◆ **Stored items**
========================================================================

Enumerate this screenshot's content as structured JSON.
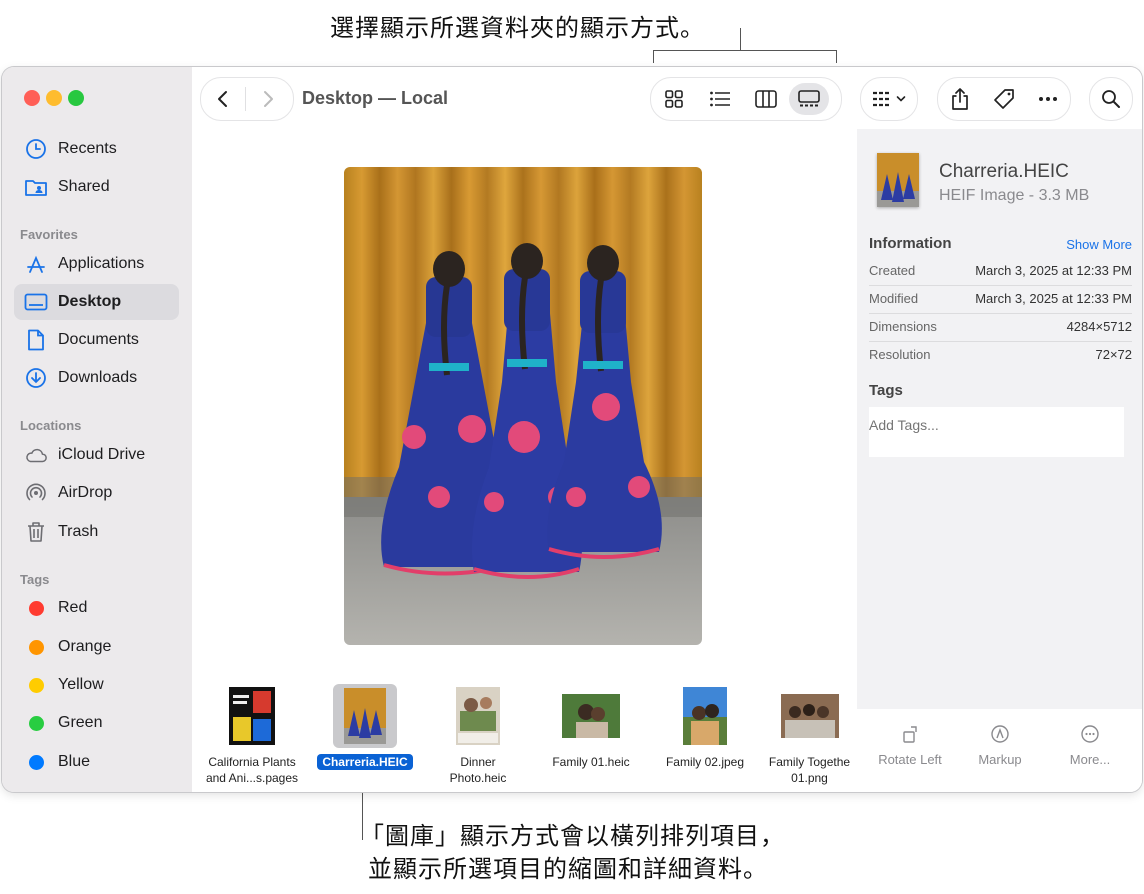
{
  "callouts": {
    "top": "選擇顯示所選資料夾的顯示方式。",
    "bottom_line1": "「圖庫」顯示方式會以橫列排列項目，",
    "bottom_line2": "並顯示所選項目的縮圖和詳細資料。"
  },
  "window": {
    "title": "Desktop — Local"
  },
  "sidebar": {
    "items_top": [
      {
        "label": "Recents",
        "icon": "clock-icon"
      },
      {
        "label": "Shared",
        "icon": "shared-folder-icon"
      }
    ],
    "favorites_title": "Favorites",
    "favorites": [
      {
        "label": "Applications",
        "icon": "applications-icon"
      },
      {
        "label": "Desktop",
        "icon": "desktop-icon",
        "selected": true
      },
      {
        "label": "Documents",
        "icon": "document-icon"
      },
      {
        "label": "Downloads",
        "icon": "download-icon"
      }
    ],
    "locations_title": "Locations",
    "locations": [
      {
        "label": "iCloud Drive",
        "icon": "cloud-icon"
      },
      {
        "label": "AirDrop",
        "icon": "airdrop-icon"
      },
      {
        "label": "Trash",
        "icon": "trash-icon"
      }
    ],
    "tags_title": "Tags",
    "tags": [
      {
        "label": "Red",
        "color": "#ff3b30"
      },
      {
        "label": "Orange",
        "color": "#ff9500"
      },
      {
        "label": "Yellow",
        "color": "#ffcc00"
      },
      {
        "label": "Green",
        "color": "#28cd41"
      },
      {
        "label": "Blue",
        "color": "#007aff"
      }
    ]
  },
  "files": [
    {
      "name_line1": "California Plants",
      "name_line2": "and Ani...s.pages",
      "selected": false
    },
    {
      "name_line1": "Charreria.HEIC",
      "name_line2": "",
      "selected": true
    },
    {
      "name_line1": "Dinner",
      "name_line2": "Photo.heic",
      "selected": false
    },
    {
      "name_line1": "Family 01.heic",
      "name_line2": "",
      "selected": false
    },
    {
      "name_line1": "Family 02.jpeg",
      "name_line2": "",
      "selected": false
    },
    {
      "name_line1": "Family Togethe",
      "name_line2": "01.png",
      "selected": false
    }
  ],
  "inspector": {
    "file_name": "Charreria.HEIC",
    "file_kind": "HEIF Image - 3.3 MB",
    "info_title": "Information",
    "show_more": "Show More",
    "rows": [
      {
        "label": "Created",
        "value": "March 3, 2025 at 12:33 PM"
      },
      {
        "label": "Modified",
        "value": "March 3, 2025 at 12:33 PM"
      },
      {
        "label": "Dimensions",
        "value": "4284×5712"
      },
      {
        "label": "Resolution",
        "value": "72×72"
      }
    ],
    "tags_title": "Tags",
    "tags_placeholder": "Add Tags...",
    "actions": [
      {
        "label": "Rotate Left",
        "icon": "rotate-left-icon"
      },
      {
        "label": "Markup",
        "icon": "markup-icon"
      },
      {
        "label": "More...",
        "icon": "more-circle-icon"
      }
    ]
  },
  "colors": {
    "accent": "#0a62d4",
    "sidebar_bg": "#eceaec",
    "link": "#1a73e8"
  }
}
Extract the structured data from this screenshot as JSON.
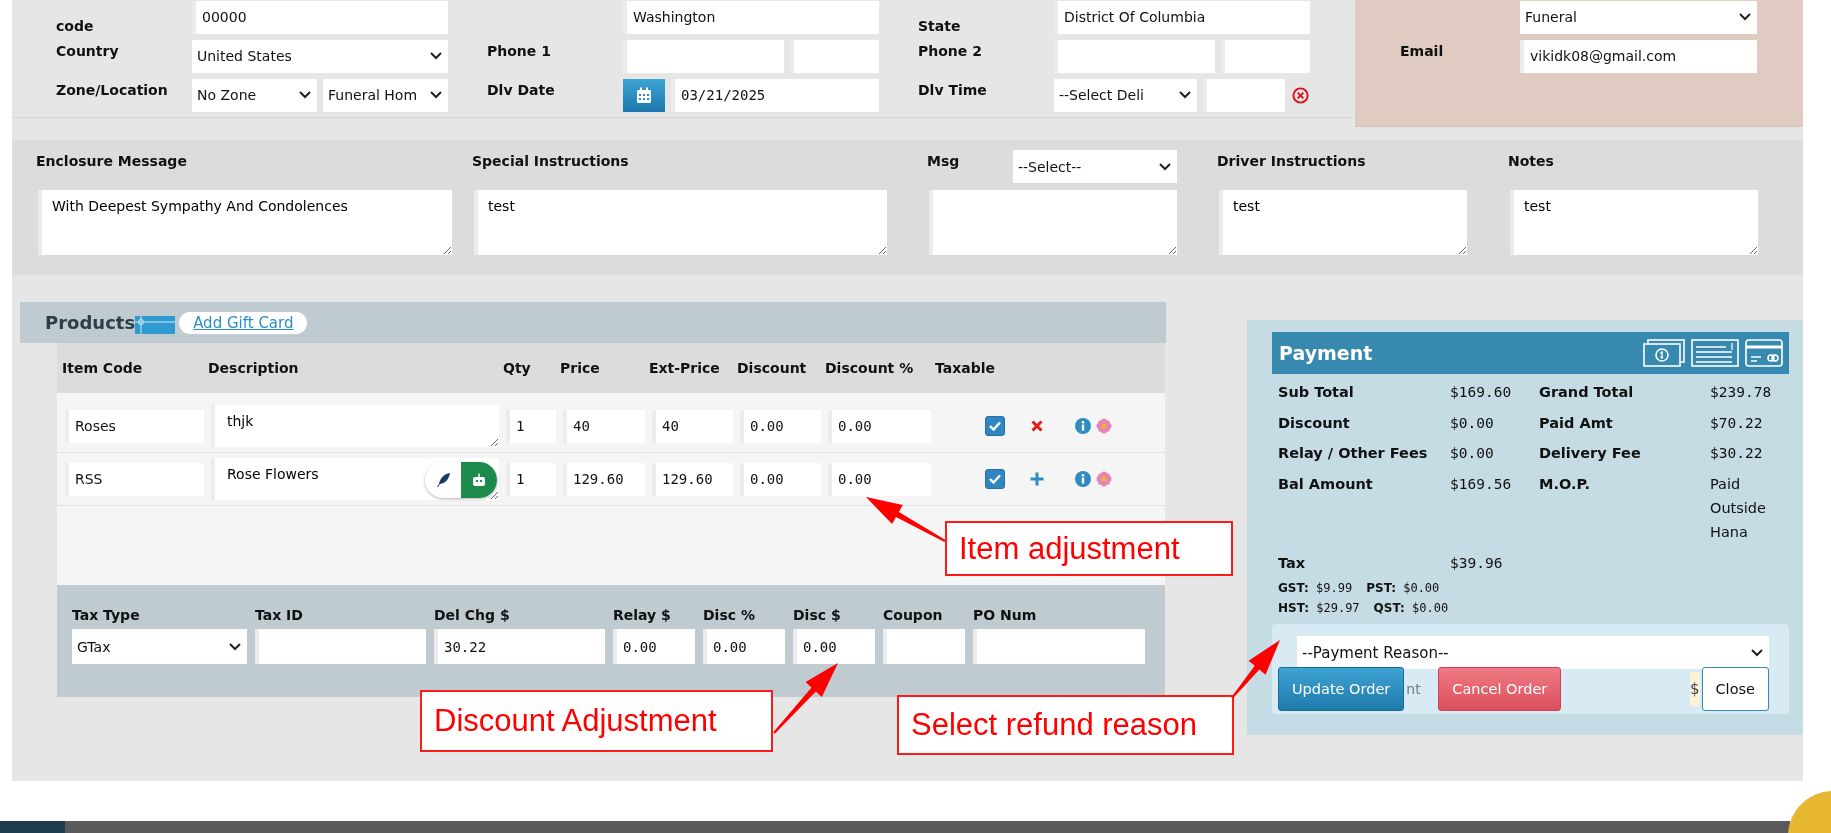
{
  "address": {
    "rows": [
      {
        "cells": [
          {
            "label": "code",
            "fields": [
              {
                "kind": "text",
                "value": "00000"
              }
            ]
          },
          {
            "fields": [
              {
                "kind": "text",
                "value": "Washington"
              }
            ]
          },
          {
            "label": "State",
            "fields": [
              {
                "kind": "text",
                "value": "District Of Columbia"
              }
            ]
          }
        ]
      },
      {
        "cells": [
          {
            "label": "Country",
            "fields": [
              {
                "kind": "select",
                "value": "United States"
              }
            ]
          },
          {
            "label": "Phone 1",
            "fields": [
              {
                "kind": "text"
              },
              {
                "kind": "text"
              }
            ]
          },
          {
            "label": "Phone 2",
            "fields": [
              {
                "kind": "text"
              },
              {
                "kind": "text"
              }
            ]
          }
        ]
      },
      {
        "cells": [
          {
            "label": "Zone/Location",
            "fields": [
              {
                "kind": "select",
                "value": "No Zone"
              },
              {
                "kind": "select",
                "value": "Funeral Hom"
              }
            ]
          },
          {
            "label": "Dlv Date",
            "fields": [
              {
                "kind": "date",
                "value": "03/21/2025"
              }
            ]
          },
          {
            "label": "Dlv Time",
            "fields": [
              {
                "kind": "select",
                "value": "--Select Deli"
              },
              {
                "kind": "text"
              },
              {
                "kind": "clear"
              }
            ]
          }
        ]
      }
    ]
  },
  "contact": {
    "fields": [
      {
        "kind": "select",
        "value": "Funeral"
      },
      {
        "label": "Email",
        "kind": "text",
        "value": "vikidk08@gmail.com"
      }
    ]
  },
  "messages": [
    {
      "label": "Enclosure Message",
      "value": "With Deepest Sympathy And Condolences"
    },
    {
      "label": "Special Instructions",
      "value": "test"
    },
    {
      "label": "Msg",
      "select": "--Select--"
    },
    {
      "label": "Driver Instructions",
      "value": "test"
    },
    {
      "label": "Notes",
      "value": "test"
    }
  ],
  "products": {
    "title": "Products",
    "gift_card_link": "Add Gift Card",
    "columns": [
      "Item Code",
      "Description",
      "Qty",
      "Price",
      "Ext-Price",
      "Discount",
      "Discount %",
      "Taxable"
    ],
    "rows": [
      {
        "item_code": "Roses",
        "description": "thjk",
        "qty": "1",
        "price": "40",
        "ext_price": "40",
        "discount": "0.00",
        "discount_pct": "0.00",
        "taxable": true,
        "kind": "delete",
        "assistant_badge": false
      },
      {
        "item_code": "RSS",
        "description": "Rose Flowers",
        "qty": "1",
        "price": "129.60",
        "ext_price": "129.60",
        "discount": "0.00",
        "discount_pct": "0.00",
        "taxable": true,
        "kind": "add",
        "assistant_badge": true
      }
    ]
  },
  "tax_panel": {
    "fields": [
      {
        "label": "Tax Type",
        "kind": "select",
        "value": "GTax"
      },
      {
        "label": "Tax ID",
        "kind": "text"
      },
      {
        "label": "Del Chg $",
        "kind": "text",
        "value": "30.22"
      },
      {
        "label": "Relay $",
        "kind": "text",
        "value": "0.00"
      },
      {
        "label": "Disc %",
        "kind": "text",
        "value": "0.00"
      },
      {
        "label": "Disc $",
        "kind": "text",
        "value": "0.00"
      },
      {
        "label": "Coupon",
        "kind": "text"
      },
      {
        "label": "PO Num",
        "kind": "text"
      }
    ]
  },
  "payment": {
    "title": "Payment",
    "summary": [
      {
        "label": "Sub Total",
        "value": "$169.60"
      },
      {
        "label": "Grand Total",
        "value": "$239.78"
      },
      {
        "label": "Discount",
        "value": "$0.00"
      },
      {
        "label": "Paid Amt",
        "value": "$70.22"
      },
      {
        "label": "Relay / Other Fees",
        "value": "$0.00"
      },
      {
        "label": "Delivery Fee",
        "value": "$30.22"
      },
      {
        "label": "Bal Amount",
        "value": "$169.56"
      },
      {
        "label": "M.O.P.",
        "value": "Paid Outside Hana"
      }
    ],
    "tax": {
      "label": "Tax",
      "value": "$39.96"
    },
    "tax_breakdown": [
      [
        {
          "label": "GST:",
          "value": "$9.99"
        },
        {
          "label": "PST:",
          "value": "$0.00"
        }
      ],
      [
        {
          "label": "HST:",
          "value": "$29.97"
        },
        {
          "label": "QST:",
          "value": "$0.00"
        }
      ]
    ],
    "reason_placeholder": "--Payment Reason--",
    "hidden_note": "nt",
    "amount_prefix": "$",
    "buttons": [
      {
        "label": "Update Order",
        "kind": "primary"
      },
      {
        "label": "Cancel Order",
        "kind": "danger"
      },
      {
        "label": "Close",
        "kind": "plain"
      }
    ]
  },
  "annotations": [
    {
      "text": "Item adjustment"
    },
    {
      "text": "Discount Adjustment"
    },
    {
      "text": "Select refund reason"
    }
  ]
}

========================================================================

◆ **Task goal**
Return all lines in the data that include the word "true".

◆ **Answer box**
        "selected": true
      "selected": true
        "taxable": true,
        "taxable": true,
        "assistant_badge": true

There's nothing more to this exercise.